Yesterday, I read a Yahoo! article concerning a parent ranting about the humiliation that her 8-year daughter suffered after receiving an end-of-the-year Catastrophe Award from her school teacher. The “award” was given to the student with the most excuses of not having homework. The parent did not realize that, her decision to include the media magnified the embarrassment a thousand (or even a gazillion) fold. Aside from a spot in the primetime news, their story is featured in Yahoo! home page.
While reading the article, I felt sorry for the child. This is a clear case of a parent being out-of-touch with her child’s academic development. Children are children. If they can get away without doing their homework, they will surely not do it. It is still the parent’s responsibility to make our children responsible. Registering our children in after-school program is not an excuse at all for not checking daily on their progress.

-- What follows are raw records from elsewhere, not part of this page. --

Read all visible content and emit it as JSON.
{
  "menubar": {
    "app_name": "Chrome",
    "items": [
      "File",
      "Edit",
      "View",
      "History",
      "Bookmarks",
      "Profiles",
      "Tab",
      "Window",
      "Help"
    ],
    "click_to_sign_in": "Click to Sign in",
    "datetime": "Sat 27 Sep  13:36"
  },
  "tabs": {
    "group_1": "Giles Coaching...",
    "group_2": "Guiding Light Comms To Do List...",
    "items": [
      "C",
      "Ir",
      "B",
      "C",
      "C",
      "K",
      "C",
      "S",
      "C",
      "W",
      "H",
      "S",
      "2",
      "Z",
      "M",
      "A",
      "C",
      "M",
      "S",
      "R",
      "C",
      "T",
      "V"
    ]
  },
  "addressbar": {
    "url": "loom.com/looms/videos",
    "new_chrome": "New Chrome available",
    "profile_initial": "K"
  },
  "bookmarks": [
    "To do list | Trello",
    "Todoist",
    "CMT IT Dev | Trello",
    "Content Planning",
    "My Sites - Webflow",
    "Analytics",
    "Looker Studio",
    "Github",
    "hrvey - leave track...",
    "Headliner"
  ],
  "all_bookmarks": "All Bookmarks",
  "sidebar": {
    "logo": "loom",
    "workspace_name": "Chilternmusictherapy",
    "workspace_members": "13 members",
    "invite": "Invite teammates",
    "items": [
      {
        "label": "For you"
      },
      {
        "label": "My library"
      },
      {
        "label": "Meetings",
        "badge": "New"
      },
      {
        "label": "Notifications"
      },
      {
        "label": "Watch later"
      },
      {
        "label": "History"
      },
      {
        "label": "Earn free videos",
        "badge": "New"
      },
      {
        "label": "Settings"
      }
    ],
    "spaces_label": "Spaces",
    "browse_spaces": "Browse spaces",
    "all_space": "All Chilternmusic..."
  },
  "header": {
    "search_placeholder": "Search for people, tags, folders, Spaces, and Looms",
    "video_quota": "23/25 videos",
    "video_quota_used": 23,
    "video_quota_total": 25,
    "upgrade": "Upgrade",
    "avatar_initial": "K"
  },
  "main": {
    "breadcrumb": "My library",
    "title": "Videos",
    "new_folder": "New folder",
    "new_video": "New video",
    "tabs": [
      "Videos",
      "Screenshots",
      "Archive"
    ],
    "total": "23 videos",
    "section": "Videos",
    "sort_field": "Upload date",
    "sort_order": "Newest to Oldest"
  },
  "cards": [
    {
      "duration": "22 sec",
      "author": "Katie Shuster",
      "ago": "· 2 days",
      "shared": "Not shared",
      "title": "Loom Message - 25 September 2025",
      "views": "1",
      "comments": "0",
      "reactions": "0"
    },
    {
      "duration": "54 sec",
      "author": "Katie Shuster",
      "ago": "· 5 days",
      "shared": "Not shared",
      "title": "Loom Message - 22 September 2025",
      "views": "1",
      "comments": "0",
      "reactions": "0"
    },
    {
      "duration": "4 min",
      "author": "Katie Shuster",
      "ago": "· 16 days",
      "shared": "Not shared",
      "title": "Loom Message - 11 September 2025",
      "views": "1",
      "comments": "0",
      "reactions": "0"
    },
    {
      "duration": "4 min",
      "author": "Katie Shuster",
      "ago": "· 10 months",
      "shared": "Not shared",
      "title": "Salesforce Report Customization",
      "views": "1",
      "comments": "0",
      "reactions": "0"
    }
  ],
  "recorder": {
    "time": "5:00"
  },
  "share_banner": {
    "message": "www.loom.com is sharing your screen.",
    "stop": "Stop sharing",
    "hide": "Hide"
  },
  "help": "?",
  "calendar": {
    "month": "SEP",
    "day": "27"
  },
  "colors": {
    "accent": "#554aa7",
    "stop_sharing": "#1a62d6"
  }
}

Talking about education, I am commending the Volusia County School District for technologically advancing in their methodology of imparting information to parents and students. As a parent, it is really useful and helpful. I can monitor my little mushroom’s progress just by logging in to the Parent’s Portal website. Also, electronic communication is heavily used in my little mushroom’s class. So I pretty much know their class’ schedule. Every night, I check her organizer and my email for any correspondence from her class. This, however, leads to my little mushroom’s quest for the so-called thing…privacy. She wants her own email – her username, her password. Believe me, the first time I heard her say, “I need some privacy, Mom”, I went ballistic. I went to the knight for comfort, and he gave me his logical insights on the matter. To cut the story short, he sided with her. Still, I do not want to lose my focus on being a parent though. I want an email platform that is designed and made for children in a safety environment. For a week now, my little mushroom is using KidsEmail.org. So far, she likes it. No ads. No foul images or language. No spam emails. Most importantly, I am still discreetly in control. I get a copy of all the emails she receives. If the sender is not in the contact list, it needs to be approved first (who else?) by me. The site offers a 30-day trial. For a reasonable subscription fee, she can continue using it.